Saturday, September 18, 2010

Album Review: Interpol

I was very taken with Interpol’s debut album, Turn On The Bright Lights. Sure it was very reminiscent of Joy Division and The Chameleons, but they did it so well. They distilled the essence of those bands into some snappy, soaring anthems. The album sounded fresh, and compulsive, and let’s face it most music originates from somewhere, right? However subsequent albums Antics and Our Love to Endure (ok, it was admire, but you get the point) delivered similar music with diminishing returns.

Black mark against them for the lazy self-titling of their album (see Stone Temple Pilots review: However, perhaps this was a sign of ‘back to basics’ style reinvention? Not so in my book.

Frankly I’m surprised it took them 3 years to come up with this. It sounds to me like Interpol have run out of steam. Paul Banks was never the most varied vocalist in the world, but here his vocal range is narrower than ever. Almost every track has him singing in the same semi-dramatic, slightly dark and slightly bored tone.

The rest of the band don’t really mine new territory, but even when they do, it’s mainly the addition of skittery keyboards which really don’t work at all. In fairness the more uptempo tracks aren’t bad (Barricades, Safe Without) but they aren’t particularly exciting. Barricades is probably the best track here as Banks sings with actual passion, as opposed to ennui. The slower ones plod like Interpol have never plodded before. Even the titles plod (Always Malaise, All of the Ways).
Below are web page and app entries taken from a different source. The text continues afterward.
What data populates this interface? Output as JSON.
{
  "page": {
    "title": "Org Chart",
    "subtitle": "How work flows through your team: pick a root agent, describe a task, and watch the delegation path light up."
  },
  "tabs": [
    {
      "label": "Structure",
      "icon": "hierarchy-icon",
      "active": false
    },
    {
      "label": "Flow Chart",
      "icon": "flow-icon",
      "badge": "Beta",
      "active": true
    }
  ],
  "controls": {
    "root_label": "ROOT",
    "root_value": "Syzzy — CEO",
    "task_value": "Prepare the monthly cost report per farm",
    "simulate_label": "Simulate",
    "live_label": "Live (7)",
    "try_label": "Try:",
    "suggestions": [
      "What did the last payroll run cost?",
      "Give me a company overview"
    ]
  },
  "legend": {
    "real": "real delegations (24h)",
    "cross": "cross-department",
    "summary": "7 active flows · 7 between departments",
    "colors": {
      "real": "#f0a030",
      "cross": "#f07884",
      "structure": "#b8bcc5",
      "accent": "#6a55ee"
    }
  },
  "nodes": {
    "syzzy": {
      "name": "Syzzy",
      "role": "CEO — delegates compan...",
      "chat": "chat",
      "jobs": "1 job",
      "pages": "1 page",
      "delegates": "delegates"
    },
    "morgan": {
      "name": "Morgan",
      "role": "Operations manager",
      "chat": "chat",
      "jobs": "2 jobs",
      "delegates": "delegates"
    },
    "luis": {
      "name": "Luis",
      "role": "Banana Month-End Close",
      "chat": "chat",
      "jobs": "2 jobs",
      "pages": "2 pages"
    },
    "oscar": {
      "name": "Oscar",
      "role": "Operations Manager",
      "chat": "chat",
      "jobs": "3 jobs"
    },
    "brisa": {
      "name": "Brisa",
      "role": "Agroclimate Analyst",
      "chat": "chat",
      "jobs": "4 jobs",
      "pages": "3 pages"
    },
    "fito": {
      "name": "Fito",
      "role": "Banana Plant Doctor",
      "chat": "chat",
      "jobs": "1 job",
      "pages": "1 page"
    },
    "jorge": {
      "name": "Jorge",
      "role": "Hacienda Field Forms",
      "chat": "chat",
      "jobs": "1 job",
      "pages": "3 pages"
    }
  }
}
Apparently bassist Carlos Dengler has quit the band and has been replaced by David Pajo (Slint, Aerial M etc) which bodes well for a badly needed new direction. This musical avenue has proved to be a cul de sac. Maybe I’ve just grown tired of this band. Or maybe it’ll be better live (seeing them in December).